Check each line of the records below for the word "desc" and copy those where it appears.

─── RECORDS SUPPLIED ───

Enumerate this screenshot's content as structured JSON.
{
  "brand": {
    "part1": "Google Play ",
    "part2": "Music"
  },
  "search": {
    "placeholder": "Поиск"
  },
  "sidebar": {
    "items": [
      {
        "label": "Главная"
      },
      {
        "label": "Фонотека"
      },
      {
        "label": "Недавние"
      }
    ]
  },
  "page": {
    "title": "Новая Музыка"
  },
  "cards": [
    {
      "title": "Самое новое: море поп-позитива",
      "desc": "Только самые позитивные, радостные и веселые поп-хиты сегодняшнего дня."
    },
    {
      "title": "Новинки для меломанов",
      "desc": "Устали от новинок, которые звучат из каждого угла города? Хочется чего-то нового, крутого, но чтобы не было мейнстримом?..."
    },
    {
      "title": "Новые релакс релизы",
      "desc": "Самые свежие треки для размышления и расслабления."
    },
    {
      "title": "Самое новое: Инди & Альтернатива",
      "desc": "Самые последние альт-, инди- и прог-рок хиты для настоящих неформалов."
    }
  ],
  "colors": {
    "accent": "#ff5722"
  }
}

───

→ **RESPONSE FOR THIS EXERCISE**:
      "desc": "Только самые позитивные, радостные и веселые поп-хиты сегодняшнего дня."
      "desc": "Устали от новинок, которые звучат из каждого угла города? Хочется чего-то нового, крутого, но чтобы не было мейнстримом?..."
      "desc": "Самые свежие треки для размышления и расслабления."
      "desc": "Самые последние альт-, инди- и прог-рок хиты для настоящих неформалов."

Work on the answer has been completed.